### What is being asked
Among the entries below, copy every line that carries the word "accent".

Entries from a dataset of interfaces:
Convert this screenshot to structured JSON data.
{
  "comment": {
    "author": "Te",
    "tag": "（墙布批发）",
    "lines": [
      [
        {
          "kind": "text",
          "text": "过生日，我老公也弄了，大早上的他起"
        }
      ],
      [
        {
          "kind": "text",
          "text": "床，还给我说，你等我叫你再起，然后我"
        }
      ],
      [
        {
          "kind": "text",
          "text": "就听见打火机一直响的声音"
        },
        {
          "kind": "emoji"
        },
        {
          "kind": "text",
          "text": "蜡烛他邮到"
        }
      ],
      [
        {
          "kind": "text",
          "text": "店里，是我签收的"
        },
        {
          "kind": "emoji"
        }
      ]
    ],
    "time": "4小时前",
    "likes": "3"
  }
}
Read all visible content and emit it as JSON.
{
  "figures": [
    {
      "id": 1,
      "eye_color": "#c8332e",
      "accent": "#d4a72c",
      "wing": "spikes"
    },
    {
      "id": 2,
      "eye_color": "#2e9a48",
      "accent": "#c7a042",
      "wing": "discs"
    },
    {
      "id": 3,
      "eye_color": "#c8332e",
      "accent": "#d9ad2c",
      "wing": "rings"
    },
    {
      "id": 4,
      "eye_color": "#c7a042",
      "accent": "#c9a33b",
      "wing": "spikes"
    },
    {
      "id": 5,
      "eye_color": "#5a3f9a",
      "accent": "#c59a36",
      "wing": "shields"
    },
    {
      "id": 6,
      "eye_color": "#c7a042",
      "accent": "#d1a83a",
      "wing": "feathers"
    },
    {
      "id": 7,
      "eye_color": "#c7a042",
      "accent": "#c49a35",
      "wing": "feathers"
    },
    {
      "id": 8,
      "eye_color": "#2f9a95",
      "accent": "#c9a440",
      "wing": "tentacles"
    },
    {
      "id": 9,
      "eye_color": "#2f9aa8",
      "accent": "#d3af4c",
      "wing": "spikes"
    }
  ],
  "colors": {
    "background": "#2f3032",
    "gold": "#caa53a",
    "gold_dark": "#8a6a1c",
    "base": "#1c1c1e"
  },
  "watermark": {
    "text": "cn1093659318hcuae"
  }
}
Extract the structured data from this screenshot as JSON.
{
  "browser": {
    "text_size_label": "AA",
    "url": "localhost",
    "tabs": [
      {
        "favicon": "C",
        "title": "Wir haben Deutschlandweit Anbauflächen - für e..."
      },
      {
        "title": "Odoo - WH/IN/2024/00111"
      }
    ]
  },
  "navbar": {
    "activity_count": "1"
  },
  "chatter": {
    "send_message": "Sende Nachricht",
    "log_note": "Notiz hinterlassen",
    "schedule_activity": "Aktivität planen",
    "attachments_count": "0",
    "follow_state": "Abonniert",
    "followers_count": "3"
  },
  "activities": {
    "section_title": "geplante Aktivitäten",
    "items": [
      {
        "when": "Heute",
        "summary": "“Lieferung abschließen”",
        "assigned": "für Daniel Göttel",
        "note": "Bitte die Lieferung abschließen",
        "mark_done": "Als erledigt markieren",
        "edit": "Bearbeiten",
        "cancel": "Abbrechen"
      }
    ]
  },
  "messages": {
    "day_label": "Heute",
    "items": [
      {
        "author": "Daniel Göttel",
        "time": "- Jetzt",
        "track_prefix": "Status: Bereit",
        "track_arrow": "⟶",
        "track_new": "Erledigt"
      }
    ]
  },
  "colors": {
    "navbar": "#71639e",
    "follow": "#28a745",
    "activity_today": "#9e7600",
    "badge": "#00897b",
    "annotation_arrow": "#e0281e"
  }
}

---

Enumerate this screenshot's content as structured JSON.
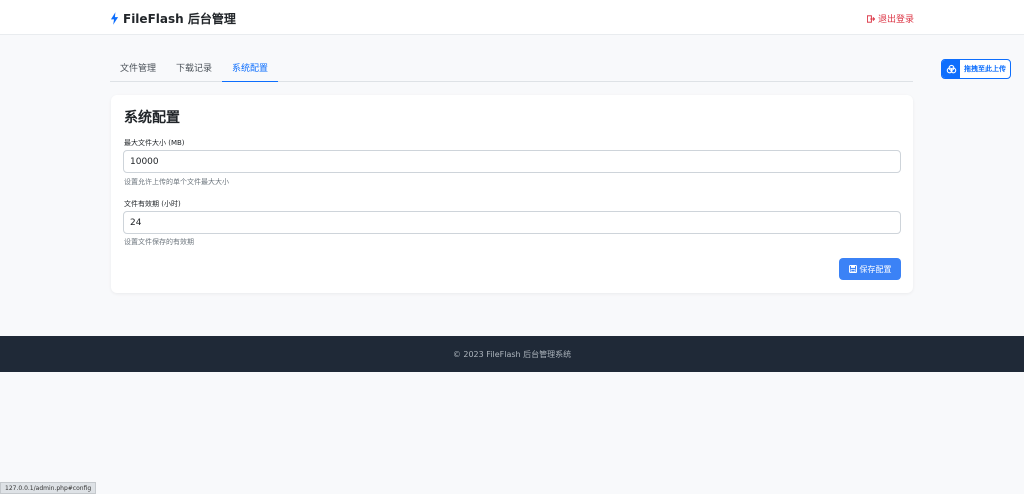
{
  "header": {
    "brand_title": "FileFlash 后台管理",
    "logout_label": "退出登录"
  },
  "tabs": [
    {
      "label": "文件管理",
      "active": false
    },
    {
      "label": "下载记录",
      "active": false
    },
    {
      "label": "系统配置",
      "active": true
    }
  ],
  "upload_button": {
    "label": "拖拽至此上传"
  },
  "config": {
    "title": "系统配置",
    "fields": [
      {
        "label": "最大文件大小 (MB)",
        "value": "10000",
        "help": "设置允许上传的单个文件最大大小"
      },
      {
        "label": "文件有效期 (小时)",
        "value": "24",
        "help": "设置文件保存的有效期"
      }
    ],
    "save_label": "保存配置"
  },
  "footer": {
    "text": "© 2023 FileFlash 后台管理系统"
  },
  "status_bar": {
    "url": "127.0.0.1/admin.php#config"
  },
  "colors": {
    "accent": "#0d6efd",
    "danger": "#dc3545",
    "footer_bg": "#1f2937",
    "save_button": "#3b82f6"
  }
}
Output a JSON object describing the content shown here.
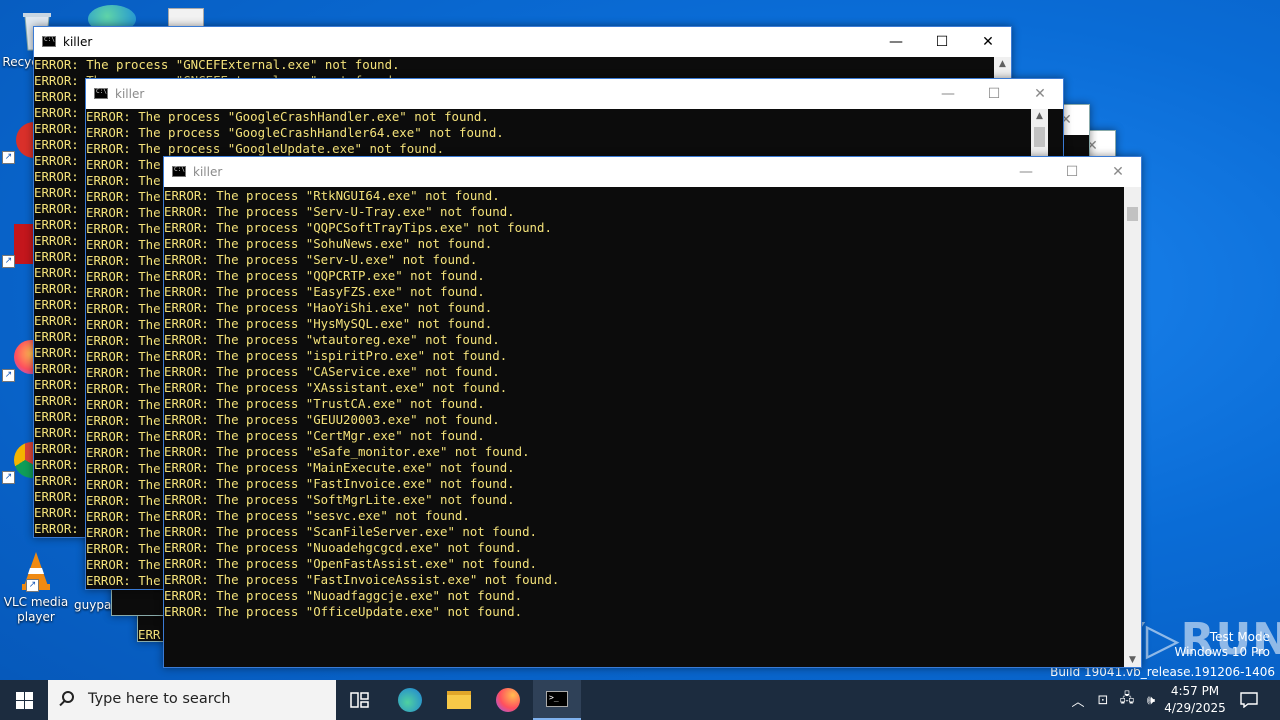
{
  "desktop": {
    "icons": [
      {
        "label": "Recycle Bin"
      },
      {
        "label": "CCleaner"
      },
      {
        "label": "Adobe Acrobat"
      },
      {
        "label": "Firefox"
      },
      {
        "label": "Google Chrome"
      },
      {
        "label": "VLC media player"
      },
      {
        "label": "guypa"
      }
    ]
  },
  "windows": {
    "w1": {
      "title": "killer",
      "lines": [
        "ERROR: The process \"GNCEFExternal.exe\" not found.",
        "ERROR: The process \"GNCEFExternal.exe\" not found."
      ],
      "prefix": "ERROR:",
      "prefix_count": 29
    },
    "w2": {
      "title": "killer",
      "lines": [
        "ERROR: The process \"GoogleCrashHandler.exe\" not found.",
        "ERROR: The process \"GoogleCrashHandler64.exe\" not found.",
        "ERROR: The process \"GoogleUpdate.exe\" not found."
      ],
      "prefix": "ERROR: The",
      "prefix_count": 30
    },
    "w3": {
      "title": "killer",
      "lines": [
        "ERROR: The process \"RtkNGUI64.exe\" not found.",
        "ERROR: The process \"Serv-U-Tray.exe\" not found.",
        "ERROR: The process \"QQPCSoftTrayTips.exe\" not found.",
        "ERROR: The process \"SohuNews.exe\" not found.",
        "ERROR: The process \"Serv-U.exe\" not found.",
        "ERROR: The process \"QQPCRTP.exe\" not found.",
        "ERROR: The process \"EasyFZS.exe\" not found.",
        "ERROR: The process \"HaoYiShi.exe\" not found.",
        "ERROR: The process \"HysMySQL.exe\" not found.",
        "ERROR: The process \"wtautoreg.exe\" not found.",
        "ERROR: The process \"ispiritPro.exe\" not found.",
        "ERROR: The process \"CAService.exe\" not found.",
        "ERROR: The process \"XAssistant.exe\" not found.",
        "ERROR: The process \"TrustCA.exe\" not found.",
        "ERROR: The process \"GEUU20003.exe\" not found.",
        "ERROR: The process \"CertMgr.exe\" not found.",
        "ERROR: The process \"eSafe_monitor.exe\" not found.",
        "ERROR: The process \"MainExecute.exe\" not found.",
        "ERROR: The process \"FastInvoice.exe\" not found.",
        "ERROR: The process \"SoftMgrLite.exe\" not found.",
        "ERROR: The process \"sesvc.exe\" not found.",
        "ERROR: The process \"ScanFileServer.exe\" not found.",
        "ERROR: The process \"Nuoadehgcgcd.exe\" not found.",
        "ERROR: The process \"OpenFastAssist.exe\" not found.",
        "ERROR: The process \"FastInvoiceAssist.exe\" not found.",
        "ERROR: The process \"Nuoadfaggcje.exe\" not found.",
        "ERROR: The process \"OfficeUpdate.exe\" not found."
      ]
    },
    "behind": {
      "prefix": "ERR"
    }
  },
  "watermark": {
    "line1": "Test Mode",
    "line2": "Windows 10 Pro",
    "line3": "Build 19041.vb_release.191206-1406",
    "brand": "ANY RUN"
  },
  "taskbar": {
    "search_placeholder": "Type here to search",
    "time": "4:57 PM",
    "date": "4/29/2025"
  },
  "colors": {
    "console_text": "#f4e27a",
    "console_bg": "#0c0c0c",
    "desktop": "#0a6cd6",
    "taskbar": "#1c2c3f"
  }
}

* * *

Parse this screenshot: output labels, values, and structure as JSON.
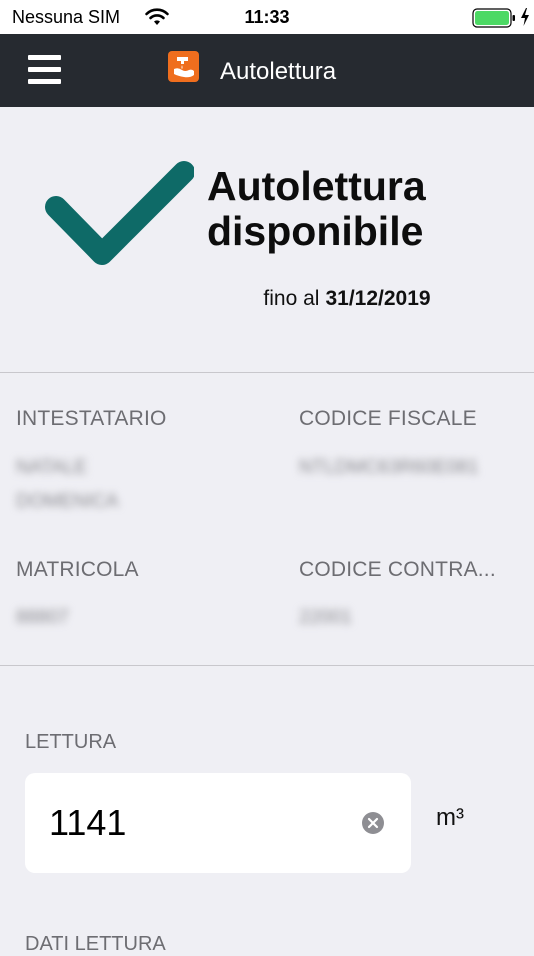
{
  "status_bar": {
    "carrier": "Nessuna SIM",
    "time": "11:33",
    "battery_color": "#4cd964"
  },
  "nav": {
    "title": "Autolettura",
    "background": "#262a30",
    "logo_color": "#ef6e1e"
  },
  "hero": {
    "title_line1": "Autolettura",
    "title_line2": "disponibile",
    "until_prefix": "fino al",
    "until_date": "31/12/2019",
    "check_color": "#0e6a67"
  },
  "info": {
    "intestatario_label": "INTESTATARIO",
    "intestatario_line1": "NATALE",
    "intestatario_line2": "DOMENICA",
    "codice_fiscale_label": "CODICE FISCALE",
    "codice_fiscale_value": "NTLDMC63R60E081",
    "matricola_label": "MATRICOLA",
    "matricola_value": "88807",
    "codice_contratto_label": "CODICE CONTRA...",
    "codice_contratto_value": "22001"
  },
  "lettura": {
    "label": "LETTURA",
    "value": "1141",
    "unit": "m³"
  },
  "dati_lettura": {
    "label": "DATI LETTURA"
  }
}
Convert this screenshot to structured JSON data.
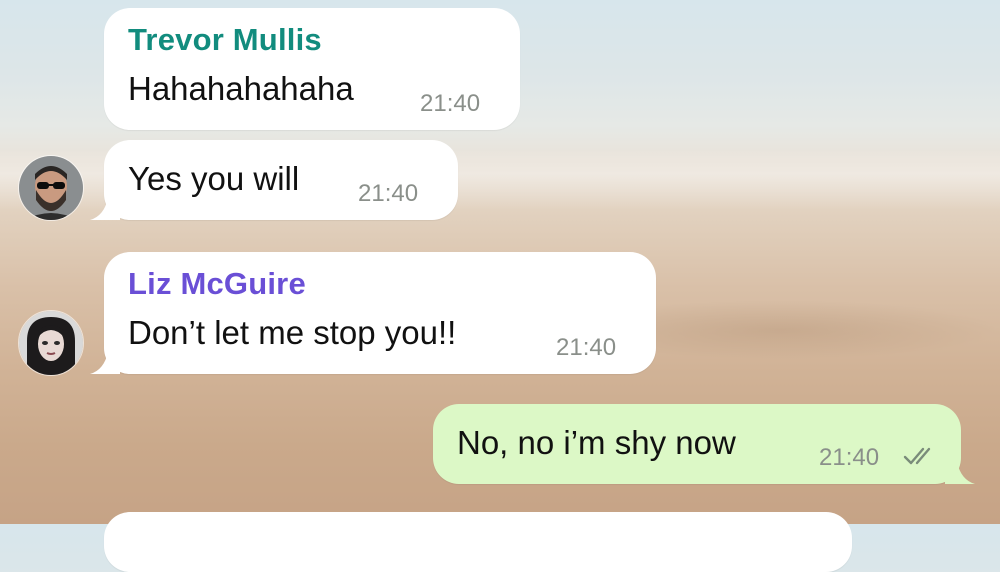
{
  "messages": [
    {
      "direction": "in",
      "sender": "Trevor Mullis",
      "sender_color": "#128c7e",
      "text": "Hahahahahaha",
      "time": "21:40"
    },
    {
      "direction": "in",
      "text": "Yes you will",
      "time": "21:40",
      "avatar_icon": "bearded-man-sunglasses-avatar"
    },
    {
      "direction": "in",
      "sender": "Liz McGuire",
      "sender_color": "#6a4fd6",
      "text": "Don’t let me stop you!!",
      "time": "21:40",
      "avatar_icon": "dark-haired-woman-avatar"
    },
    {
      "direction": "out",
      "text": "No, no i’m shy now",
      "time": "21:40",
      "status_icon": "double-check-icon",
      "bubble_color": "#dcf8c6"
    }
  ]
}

### Solution
      "accent": "#d4a72c",
      "accent": "#c7a042",
      "accent": "#d9ad2c",
      "accent": "#c9a33b",
      "accent": "#c59a36",
      "accent": "#d1a83a",
      "accent": "#c49a35",
      "accent": "#c9a440",
      "accent": "#d3af4c",
    "accent": "#0d6efd",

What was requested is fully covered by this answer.